It Spins! Fast! Beautifully! And, Look, Ma - no feet! (The picture doesn't show the foot pedal speed control.)
I wound up using an old Lendrum flyer, flyer lead, bobbin brake.
My spinner-building partner is all excited to make a better one with a different motor, a nice wooden base and case, and the Louet flyer. I'll keep you posted.

As if getting zippy nearly finished wasn't enough excitement this week, I went the the Genessee Valley Handspinners Guild Fiber Festival. It was held at a county fairgrounds, and vendors and demonstrations filled FIVE buildings. Maybe I saw you there. That was you with the big bag of yarn, wasn't it? Had a great time, with great company. Added to my stash, of course.

Tuesday, September 16, 2008

Electric spinner- And Away We Go...

Wait until you see this!
To begin at the beginning, I showed my shop guy a flyer/bobbin assembly that has been waiting 25 years to be part of a spinning wheel, and said I wanted an electric spinner. He showed me a sewing machine motor with a foot pedal control that has been waiting 25 years to be part of a spinning wheel. I got chocolate in his peanut butter, he got pb on my chocolate.
We went to Lowe's and bought PVC pipe and fittings: six from column a, two from column b... We bought new lamp wire to replace the shabby old wires and plugs. Looks like we have nearly everything except a belt for the motor to drive the flyer. We have spent $31.69 so far. Of course, 25 years ago, we spent 30 dollars for the flyer/bobbin assembly. Louet jumbo, I think.
This is day one of this project.

Hi, I'm Sharon, and I own too many sewing machines.

A sewing machine is like a hammer and nails. You can use the same tool to do baroque or rustic. My fixation with the tools is not confined to sewing machines. I also love knitting machines. Additionally, I'll put my yarn stash and/or my fabric stash up against anyone's.
I learned to sew in the '60's, a decade after learning to knit. Both have always been a joy.
I have made perfect pants (I'm talking about perfect fit, here), which makes shopping for ready to wear pants just like torture.
I am not a quilter. I always said that I was 'saving' quilting until my retirement. Now that I am retired, I'm feeling more like playing in the same old sandbox, rather than moving my energy and concentration to another sandbox. We'll see.

Monday, September 15, 2008

My stash has gotten away from me - seriously,

So, I just wanted to paint the window.
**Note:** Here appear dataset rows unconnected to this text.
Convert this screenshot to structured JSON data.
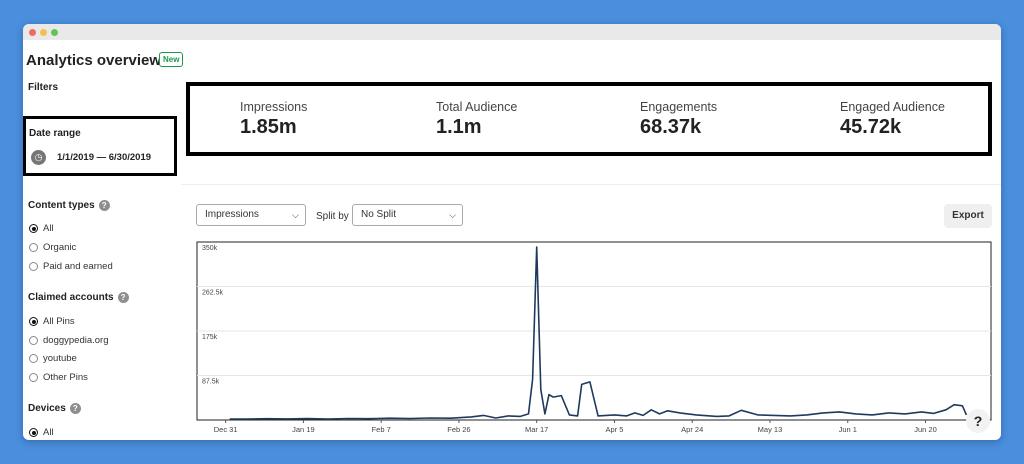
{
  "header": {
    "title": "Analytics overview",
    "badge": "New"
  },
  "sidebar": {
    "filters_label": "Filters",
    "date_range": {
      "label": "Date range",
      "value": "1/1/2019 — 6/30/2019",
      "icon": "clock-icon"
    },
    "content_types": {
      "label": "Content types",
      "options": [
        {
          "label": "All",
          "checked": true
        },
        {
          "label": "Organic",
          "checked": false
        },
        {
          "label": "Paid and earned",
          "checked": false
        }
      ]
    },
    "claimed_accounts": {
      "label": "Claimed accounts",
      "options": [
        {
          "label": "All Pins",
          "checked": true
        },
        {
          "label": "doggypedia.org",
          "checked": false
        },
        {
          "label": "youtube",
          "checked": false
        },
        {
          "label": "Other Pins",
          "checked": false
        }
      ]
    },
    "devices": {
      "label": "Devices",
      "options": [
        {
          "label": "All",
          "checked": true
        }
      ]
    }
  },
  "metrics": [
    {
      "label": "Impressions",
      "value": "1.85m"
    },
    {
      "label": "Total Audience",
      "value": "1.1m"
    },
    {
      "label": "Engagements",
      "value": "68.37k"
    },
    {
      "label": "Engaged Audience",
      "value": "45.72k"
    }
  ],
  "controls": {
    "metric_select": "Impressions",
    "split_label": "Split by",
    "split_select": "No Split",
    "export_label": "Export"
  },
  "help_label": "?",
  "chart_data": {
    "type": "line",
    "y_tick_labels": [
      "350k",
      "262.5k",
      "175k",
      "87.5k"
    ],
    "ylim": [
      0,
      350000
    ],
    "x_tick_labels": [
      "Dec 31",
      "Jan 19",
      "Feb 7",
      "Feb 26",
      "Mar 17",
      "Apr 5",
      "Apr 24",
      "May 13",
      "Jun 1",
      "Jun 20"
    ],
    "grid": true,
    "line_color": "#1f3a5c",
    "series": [
      {
        "x": [
          "Jan 1",
          "Jan 5",
          "Jan 10",
          "Jan 15",
          "Jan 20",
          "Jan 25",
          "Jan 30",
          "Feb 4",
          "Feb 9",
          "Feb 14",
          "Feb 19",
          "Feb 24",
          "Mar 1",
          "Mar 4",
          "Mar 7",
          "Mar 10",
          "Mar 13",
          "Mar 15",
          "Mar 16",
          "Mar 17",
          "Mar 18",
          "Mar 19",
          "Mar 20",
          "Mar 21",
          "Mar 23",
          "Mar 25",
          "Mar 27",
          "Mar 28",
          "Mar 30",
          "Apr 1",
          "Apr 3",
          "Apr 5",
          "Apr 8",
          "Apr 10",
          "Apr 12",
          "Apr 14",
          "Apr 16",
          "Apr 18",
          "Apr 21",
          "Apr 25",
          "Apr 30",
          "May 3",
          "May 6",
          "May 10",
          "May 14",
          "May 18",
          "May 22",
          "May 26",
          "May 30",
          "Jun 3",
          "Jun 7",
          "Jun 11",
          "Jun 15",
          "Jun 19",
          "Jun 22",
          "Jun 25",
          "Jun 27",
          "Jun 29",
          "Jun 30"
        ],
        "values": [
          2000,
          2000,
          2500,
          2200,
          2800,
          2000,
          3000,
          2500,
          3500,
          3000,
          4000,
          3500,
          6000,
          9000,
          4000,
          8000,
          7000,
          12000,
          80000,
          340000,
          60000,
          12000,
          50000,
          45000,
          48000,
          10000,
          8000,
          70000,
          75000,
          8000,
          9000,
          10000,
          8000,
          14000,
          9000,
          20000,
          12000,
          18000,
          14000,
          10000,
          7000,
          8000,
          19000,
          10000,
          9000,
          8000,
          10000,
          14000,
          16000,
          12000,
          10000,
          14000,
          12000,
          16000,
          13000,
          20000,
          30000,
          28000,
          10000
        ]
      }
    ]
  }
}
The window in the spare bedroom. Trouble was, I could not get within 6 feet of it. It was behind a barricade of plastic totes, 2 deep, 2 wide, and 3 high. Guess what's in the totes. Yup.
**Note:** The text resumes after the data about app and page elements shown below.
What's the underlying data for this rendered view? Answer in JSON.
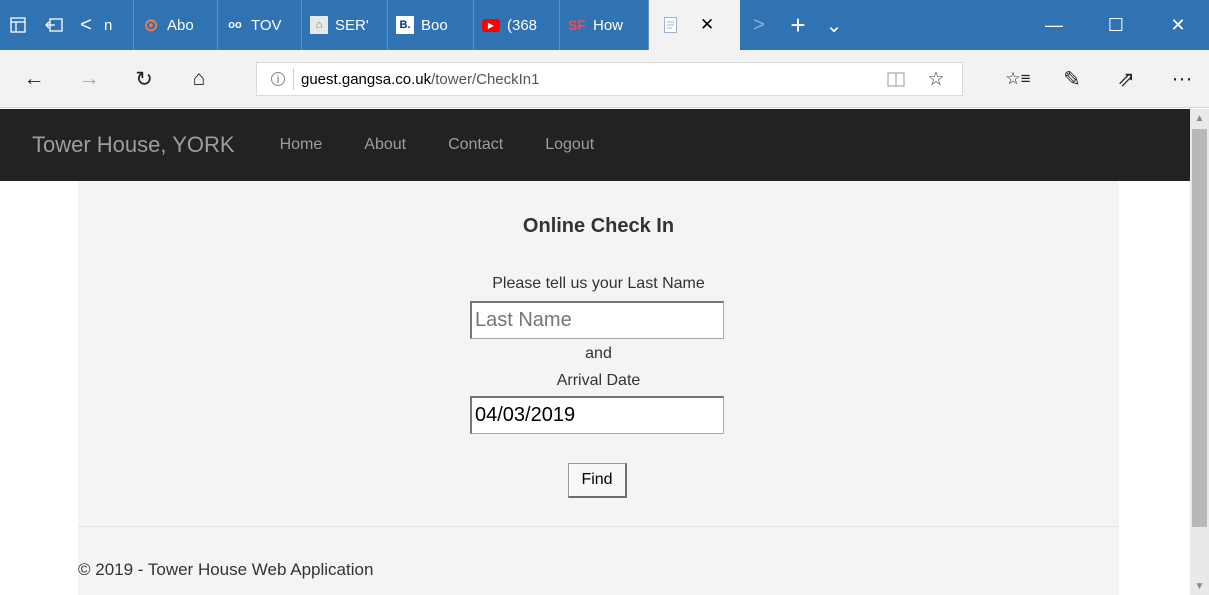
{
  "browser": {
    "tab_icons": {
      "tab_preview": "tab-preview-icon",
      "set_aside": "set-aside-tabs-icon",
      "scroll_left": "<"
    },
    "tabs": [
      {
        "title": "n",
        "favicon_text": "",
        "favicon_color": "#ffffff"
      },
      {
        "title": "Abo",
        "favicon_text": "⊙",
        "favicon_color": "#ff7a45"
      },
      {
        "title": "TOV",
        "favicon_text": "oo",
        "favicon_color": "#ffffff"
      },
      {
        "title": "SER'",
        "favicon_text": "⌂",
        "favicon_color": "#cfcfcf"
      },
      {
        "title": "Boo",
        "favicon_text": "B.",
        "favicon_color": "#003580"
      },
      {
        "title": "(368",
        "favicon_text": "▶",
        "favicon_color": "#ff0000"
      },
      {
        "title": "How",
        "favicon_text": "SF",
        "favicon_color": "#e12b2b"
      }
    ],
    "active_tab_close": "✕",
    "tab_scroll_right": ">",
    "new_tab": "+",
    "tab_list": "⌄",
    "window_controls": {
      "minimize": "—",
      "maximize": "☐",
      "close": "✕"
    },
    "nav": {
      "back": "←",
      "forward": "→",
      "refresh": "↻",
      "home": "⌂"
    },
    "address": {
      "domain": "guest.gangsa.co.uk",
      "path": "/tower/CheckIn1"
    },
    "address_buttons": {
      "reading_view": "📖",
      "favorite": "☆"
    },
    "toolbar": {
      "favorites_hub": "☆≡",
      "notes": "✎",
      "share": "⇗",
      "more": "···"
    }
  },
  "site": {
    "brand": "Tower House, YORK",
    "nav_links": [
      "Home",
      "About",
      "Contact",
      "Logout"
    ],
    "page_title": "Online Check In",
    "last_name_prompt": "Please tell us your Last Name",
    "last_name_placeholder": "Last Name",
    "and_text": "and",
    "arrival_label": "Arrival Date",
    "arrival_value": "04/03/2019",
    "find_label": "Find",
    "footer": "© 2019 - Tower House Web Application"
  },
  "colors": {
    "tabstrip": "#2f73b3",
    "site_navbar": "#222222",
    "content_bg": "#f4f4f4"
  }
}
I forgot how much yarn I have. Several of the totes contain nothing but balls and hanks of handpun wool. Some hand dyed as well. A little silk, a little alpaca, but mostly wool. A lot of natural gray and silver wool. A lot of white wool. Some of it waiting for a dye bath, though I just like the stuff plain most of the time.

BTW, the totes do NOT contain any of the machine knitting yarn stash. That is another octopus stored in another spare bedroom.

What I am going to do is paint the window, and put the totes back. But before I do, I'll get the whole mess out and organize it, so that I don't have to visit all the totes each time I'm looking for something. This COULD be a late new year's resolution.

Actually, what will REALLY happen is this: I'll have a fun afternoon pawing through the totes. I might make some notes, but I'll still have to look in every tote each time I'm looking for something. Not a bad thing, really. Not a bad thing at all.